Air coming out of or into the body of a living being. Two Hebrew terms are translated, “breath.” Generally neshamah is used in a milder manner to refer to the fact of breath in all forms of life. It is concerned with the physiological concept of breath with a primary emphasis on breath as a principle of life. By contrast, ruach refers more to the force of breath in the extreme experiences of life, judgment, and death. At times it is intensified by the idea of a blast of breath. It thus contains the expanded meanings, wind and spirit. Ruach refers more to the psychological idea of breath by relating it to one's own will or purpose. This is in keeping with its primary meaning of spirit, which either refers to the inner force of a person or the essential nature of God.
The term neshamah is often used with reference to God's breath. It identifies God as the source of life (Genesis 2:7;
God is also the sovereign of life. He gave breath to humans initially in creation (Genesis 2:7), but He also takes breath away eventually at death (Genesis 7:22;
Job 34:14). God has the power to restore life to the dead if He wishes to do so (Ezekiel 37:9). He controls nature and the weather by His breath (Job 37:9-10). More important is the impact of God's breath on national life, for He can breathe anger and judgment on threatening enemies bringing festive joy to God's people (Isaiah 30:33; compare
Neshamah is used several times to refer to human breath. It identifies breath as fragile during the times of God's wrath and in natural calamities (Isaiah 2:21-22). Breath can become weak (Daniel 10:17); it is limited (Genesis 7:22;
1 Kings 17:17). Breath may be taken from a person, thus the experience of death (Joshua 11:11).
Breath (neshamah) refers to all living creatures. Those who breathe are expected to be responsive to God by offering Him praise (Psalms 150:6). Ultimately, they are responsible to God because He has the right to demand that they be put to death (Deuteronomy 20:16;

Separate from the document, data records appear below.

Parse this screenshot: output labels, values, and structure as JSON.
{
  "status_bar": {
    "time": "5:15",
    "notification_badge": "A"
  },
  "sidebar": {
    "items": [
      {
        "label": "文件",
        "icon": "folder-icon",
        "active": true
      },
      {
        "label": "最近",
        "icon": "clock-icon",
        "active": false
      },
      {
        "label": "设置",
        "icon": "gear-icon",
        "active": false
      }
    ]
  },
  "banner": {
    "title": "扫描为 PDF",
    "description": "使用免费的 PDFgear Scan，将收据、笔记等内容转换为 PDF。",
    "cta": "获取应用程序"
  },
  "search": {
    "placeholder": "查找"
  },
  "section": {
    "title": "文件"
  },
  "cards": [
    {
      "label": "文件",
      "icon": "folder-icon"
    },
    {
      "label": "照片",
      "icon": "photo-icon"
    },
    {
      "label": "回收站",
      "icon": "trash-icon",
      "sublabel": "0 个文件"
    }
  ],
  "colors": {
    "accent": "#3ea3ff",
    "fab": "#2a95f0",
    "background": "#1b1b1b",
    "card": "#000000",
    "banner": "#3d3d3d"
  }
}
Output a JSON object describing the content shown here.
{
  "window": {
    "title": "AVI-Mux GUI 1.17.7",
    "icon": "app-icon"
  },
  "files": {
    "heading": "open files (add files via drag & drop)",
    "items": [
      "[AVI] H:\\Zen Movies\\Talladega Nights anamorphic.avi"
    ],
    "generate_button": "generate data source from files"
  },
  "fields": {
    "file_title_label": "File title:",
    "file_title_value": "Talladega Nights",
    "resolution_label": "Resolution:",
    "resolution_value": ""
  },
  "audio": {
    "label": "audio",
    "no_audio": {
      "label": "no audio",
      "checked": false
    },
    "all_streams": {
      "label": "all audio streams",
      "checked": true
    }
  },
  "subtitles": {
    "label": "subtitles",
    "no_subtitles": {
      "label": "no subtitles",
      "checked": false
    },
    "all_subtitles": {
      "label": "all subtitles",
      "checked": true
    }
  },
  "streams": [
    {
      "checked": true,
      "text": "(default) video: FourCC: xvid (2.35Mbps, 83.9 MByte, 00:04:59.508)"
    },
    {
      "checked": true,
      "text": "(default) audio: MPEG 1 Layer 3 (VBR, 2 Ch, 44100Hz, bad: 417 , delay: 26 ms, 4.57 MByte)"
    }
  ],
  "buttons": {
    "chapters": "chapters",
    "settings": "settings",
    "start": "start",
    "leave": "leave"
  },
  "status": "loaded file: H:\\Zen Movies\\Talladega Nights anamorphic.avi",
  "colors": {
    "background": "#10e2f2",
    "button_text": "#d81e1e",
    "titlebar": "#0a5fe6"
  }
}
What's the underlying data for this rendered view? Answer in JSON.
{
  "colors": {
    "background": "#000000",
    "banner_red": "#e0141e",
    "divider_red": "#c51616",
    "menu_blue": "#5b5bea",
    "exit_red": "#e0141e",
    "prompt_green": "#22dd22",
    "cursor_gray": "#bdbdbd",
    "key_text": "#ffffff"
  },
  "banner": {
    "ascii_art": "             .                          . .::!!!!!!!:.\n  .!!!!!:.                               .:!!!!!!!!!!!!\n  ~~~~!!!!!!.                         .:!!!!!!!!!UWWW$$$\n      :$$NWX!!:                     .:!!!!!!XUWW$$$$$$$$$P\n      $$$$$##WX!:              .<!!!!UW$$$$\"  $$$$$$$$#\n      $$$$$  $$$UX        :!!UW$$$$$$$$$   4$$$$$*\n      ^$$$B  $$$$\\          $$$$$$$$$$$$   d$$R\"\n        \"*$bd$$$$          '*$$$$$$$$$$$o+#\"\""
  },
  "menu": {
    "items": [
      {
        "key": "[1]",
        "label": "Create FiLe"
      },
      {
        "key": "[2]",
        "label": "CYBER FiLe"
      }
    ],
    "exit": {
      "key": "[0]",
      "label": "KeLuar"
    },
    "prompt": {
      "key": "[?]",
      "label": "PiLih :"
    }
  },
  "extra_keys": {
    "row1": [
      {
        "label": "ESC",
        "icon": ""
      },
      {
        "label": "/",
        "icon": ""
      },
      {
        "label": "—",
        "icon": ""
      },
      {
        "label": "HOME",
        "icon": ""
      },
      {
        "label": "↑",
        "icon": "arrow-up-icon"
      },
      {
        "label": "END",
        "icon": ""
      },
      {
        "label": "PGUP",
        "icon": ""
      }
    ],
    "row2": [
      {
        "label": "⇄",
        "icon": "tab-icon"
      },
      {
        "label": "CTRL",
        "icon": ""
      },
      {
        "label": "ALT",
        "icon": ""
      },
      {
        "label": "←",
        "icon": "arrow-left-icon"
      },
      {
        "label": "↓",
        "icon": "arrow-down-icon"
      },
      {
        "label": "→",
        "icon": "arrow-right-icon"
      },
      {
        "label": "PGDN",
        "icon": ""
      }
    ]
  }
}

Ruach describes the more intensified aspects of breath. It refers to God providing human life in the same manner as neshamah (Genesis 6:17). By breathing out speech, He created the heavens (Psalms 33:6). His breath also sustains life (Job 12:10;
Psalms 104:29). By His breath He even restores life (Ezekiel 37:5-10). Repeatedly in
Ezekiel 37:5-10 the term ruach occurs in word plays on its meanings as breaths wind, and spirit. It is used to affirm the possibility of giving life to the dry bones.
In a unique way, ruach is used to demonstrate how God monitors life. Breath is regarded as a sign of life (Genesis 7:15). It is also an indication that God is always watching our lives (Job 9:18). This became frustrating to Job because he wanted to be free from the pressure of knowing that God knew everything about him. God even knew the strained relationship between Job and his wife who came to detest Job's breath (Job 19:17).
Ruach describes God as threatening judgment. God breathed judgment on David's enemies (2 Samuel 22:14-18). As a rule, God's judgment was breathed through the experience of natural calamities (Psalms 18:15), expressing His anger (Isaiah 11:4;
The New Testament contains a few references to breath as the life principle which God gives (Acts 17:25) and as the mighty wind at Pentecost (Acts 2:2).
Acts 9:1 uses breath to express Saul's anger as a breathing of threats against the early Christians. In
John 20:22 Jesus breathed the Holy Spirit upon His disciples. While the word pneuma parallels ruach in the Old Testament in its multiple meanings, it is translated primarily as spirit or Holy Spirit. In
Revelation 13:15 it refers to the power to breathe life into the image of the beast. See Spirit; Life.
Donald R. Potts